Asphalt shingles protect the roofs of most homes in the United States. Although other options exists, such as slate, clay, tiles, metal, or even wood, asphalt shingles have become ubiquitous in the roofing industry because of their relatively low cost, curb appeal, warranties, and because they are simple to maintain.
The design of a basic roofing shingle consists of a substrate or base material saturated with asphalt, an adhesive sealant, and surface granules. The substrate provides most of the strength of the shingle, asphalt contributes the weatherproofing qualities, the sealant reinforces shingles against wind uplift, and surface granules protect the shingle against weather degradation.
The overwhelming majority of modern shingles utilize a woven fiberglass mat as the substrate; in the early decades of asphalt shingle manufacture, cellulose-based materials were used, such as cotton rag felt or pulped wood fibers — and some of these “organic” shingles are still used today. Although they are somewhat stronger than their fiberglass-based counterparts, organic shingles are much more susceptible to fire; the increased flammability is due to the cellulose substrate and the greater quantity of asphalt used in the production of the shingle.
As early as the 1950s and 1960s, substrates of fibrous glass were tested as alternatives to cellulose materials, although the results were not very successful. It wasn’t until the 1970s that Owens Corning Corporation perfected the fiberglass mat substrate that has since become the industry standard.
Asphalt, a by-product of oil refining, is used mostly for road construction and shingle manufacture. Shingles are made with coating-grade asphalt, the quality of which is determined both by its source and by the mineral additives used by the manufacturer.

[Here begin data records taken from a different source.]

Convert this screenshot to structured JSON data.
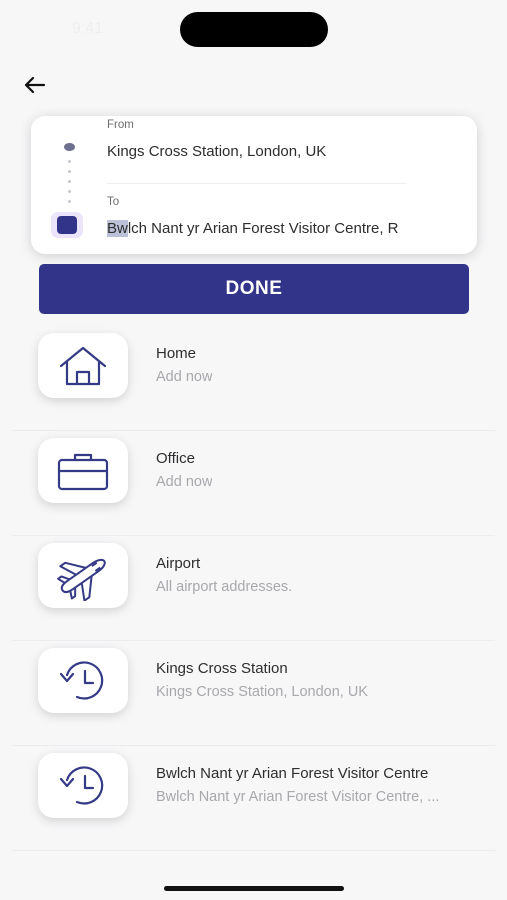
{
  "status_bar": {
    "time": "9:41",
    "right": ""
  },
  "route": {
    "from_label": "From",
    "from_value": "Kings Cross Station, London, UK",
    "to_label": "To",
    "to_value_highlighted": "Bw",
    "to_value_rest": "lch Nant yr Arian Forest Visitor Centre, R"
  },
  "done_label": "DONE",
  "places": [
    {
      "title": "Home",
      "subtitle": "Add now",
      "icon": "home-icon"
    },
    {
      "title": "Office",
      "subtitle": "Add now",
      "icon": "briefcase-icon"
    },
    {
      "title": "Airport",
      "subtitle": "All airport addresses.",
      "icon": "airplane-icon"
    },
    {
      "title": "Kings Cross Station",
      "subtitle": "Kings Cross Station, London, UK",
      "icon": "history-icon"
    },
    {
      "title": "Bwlch Nant yr Arian Forest Visitor Centre",
      "subtitle": "Bwlch Nant yr Arian Forest Visitor Centre, ...",
      "icon": "history-icon"
    }
  ],
  "colors": {
    "accent": "#313488",
    "icon_stroke": "#353a86",
    "muted_text": "#a8a8ad"
  }
}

Additives increase the durability of the asphalt; diverse substances have been used over the years, with oyster shells, slate, and mica demonstrating the best qualities of increased asphalt durability.
In the early decades of asphalt shingle use, wind damage was the most frequent cause of shingle failure. The sealant, a strong adhesive compound to hold shingles in place, rectified this problem. The heat of the sun activates the sealant adhesive to form a strong bond between shingles.
Surface granules are the first line of defense in protecting the shingle and extending its useful life span. Granules, usually made from a ceramic material, reflect ultraviolet light and heat from the sun. Were surface granules not present, the effective life of a shingle would be dramatically reduced. Over time, the natural aging of a shingle and normal weathering processes cause surface granules to be lost; the cumulative and combined effects of ultraviolet light, precipitation, temperature cycles, and impacts (such as from hail, tree limbs, wind-blown debris, or the feet of people walking on roofs) eventually cause granule loss. Piles of granules at the exits of downspouts are a sign to homeowners that roof repair or replacement will be needed soon.
J-Conn Roofing & Repair Service, Austin’s professional roofing service, is committed to keeping your shingles in a state of good repair and maximum effectiveness. Whether you need repairs to existing shingles or a complete re-roofing, J-Conn’s skilled roofers and quality roofing materials ensure the long-lasting integrity of your roof. We’ve been serving Austin for more than 30 years. To address all of your roofing needs, give us a call today at 512-479-0510 or contact us on the web for a quote or appointment. Be sure to check our monthly specials for even more savings!